In fourteen-hundred and ninety two
Columbus sailed the ocean blue
But history class, it was the worst
‘Cause Leif Eriksson landed first
Except, no wait, that’s still not right
Neither men were first to sight
The continent of North America
Cause there were already people here – DUH!
Sorry, Columbus, I know you tried;
You started a 500-year genocide.
So how can history open our eyes
When we’re just taught a bunch of lies?

Oh dear, oh dear!

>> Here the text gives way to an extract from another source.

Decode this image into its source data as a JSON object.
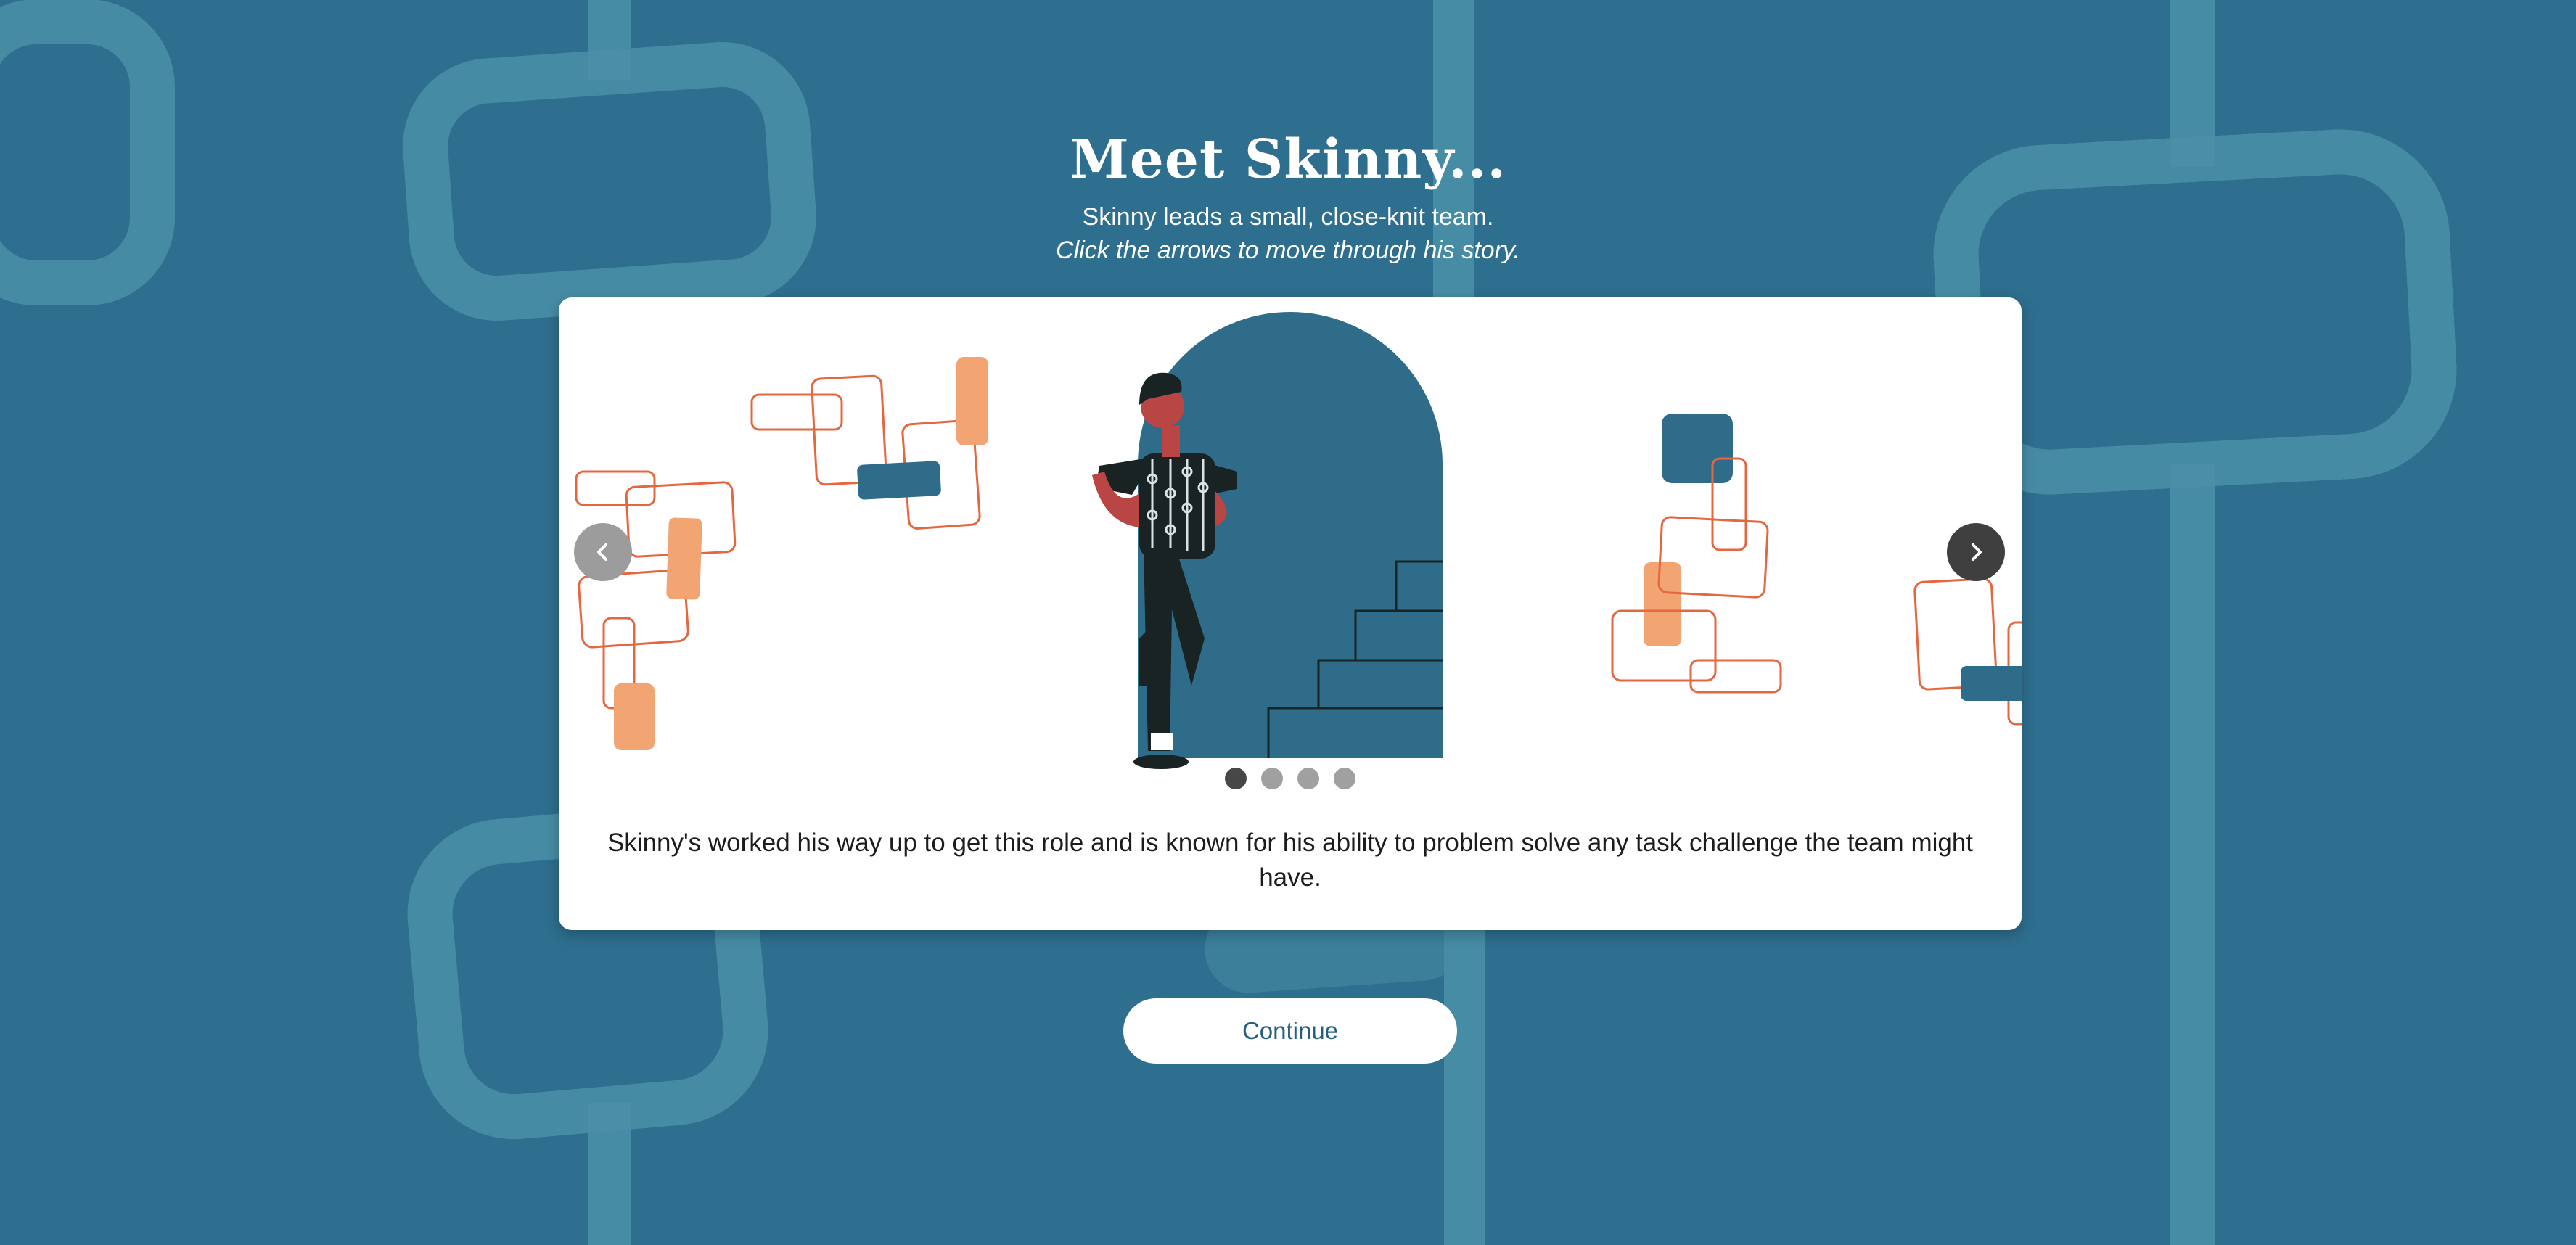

I don’t usually follow the Word Press challenges, not that they aren’t interesting, but often times the challenge they come out with is something I’ve just done, which then always feels a bit odd to try to redo it just for that.  Or it’s something that isn’t quite my focus, or something that catches my attention but then I forget about it, or any other number of reasons why I don’t end up doing them.
But this week’s challenge presents me with a real challenge. Weekly Writing Challenge: And Now For Something Completely Different.

Which states:

So this week, we challenge you to step outside your blogging box and try something totally different:

  • If you normally write non-fiction, try fiction.
  • If you normally write fiction, try poetry.
  • If you normally post photos, try writing.
  • If you normally just write, try including photos.

And therein lies my problem.  I already write.  I already write fiction.  I already write poetry.  I already post photos (art).  And I do, occasionally, post non-fiction.  I’ve even posted environmental stuff.

I’m actually having trouble figuring out exactly what I haven’t done already to try!

So for you lovely people who follow me and/or stumble across my blog, I have a request to make of you: what would you challenge me to do?  What ideas do you have that I haven’t tried yet?  I am all ears and eager to have at some new spark of inspiration, so please share whatever comes to mind!


Tools of the Trade?

So, someone asked what I use to paint with.  It seems a somewhat odd question, doesn’t it?  I’m watercolor painting, so I’m painting with… watercolor.

Okay, after a few minutes thought, I realized maybe it isn’t quite as straightforward and obvious as it sounds.  So I decided to show you what I paint with.

I use the water-filled brush that came with my water color kit, a small square brush that I’ve used for years with my acrylic paints, then a few days ago I bought the large soft brush in the middle – a number 12 round – and the fan brush at the bottom – a number 4 fan – to have some greater options in coverage and brush strokes.

The pen is a proper fountain pen, which is what I use to add detail lines, outlines and my signature block.

The water colors themselves are part of a small travel kit I bought myself last Christmas as a present to me.  I got it on Amazon because it was on sale (and it looks to be again!) and I thought, hey, I can afford that price, and it’ll be a good kit to play with to get a feel for the medium.  I really didn’t expect it to be such high quality!  (Or maybe it isn’t and I just don’t know the difference?)

Here’s my well loved inside view:

So that’s the basics.  I’ll be lazy on the paper and say… it’s water color paper.  The large size I got as a gift from my friend who hasn’t painted in a while and passed on a pad of it to me to use, so I don’t know what weight it is, but it isn’t *super* heavy.  The postcard stock is just a postcard water color paper pad.

The only other tools I use are the board I mount the paper on (it’s an old, large chess board, but thin and light.)  I tape it down using basic blue painters tape which both holds the paper still, keeps it from warping too badly when wet, and gives it that lovely finished edge I’m loving so much!

And, of course, you can’t have water color without water.  I have two reservoirs I use, the small one is an old jam jar (yay, recycling!) which works great for travel as it fits in little pockets well.  The daily use one is an old veganaise jar, and the top can double as another mixing tray in a pinch.

There you have it, this is what I use to paint.  It isn’t terribly expensive, depending on what your budget is.  A few brushes, a water color kit on sale, and some blue painter’s tape with something to tape it to, and you’re ready to go!

Lastly, I’ll leave you with a fun little play I did, painting my “cave art tools”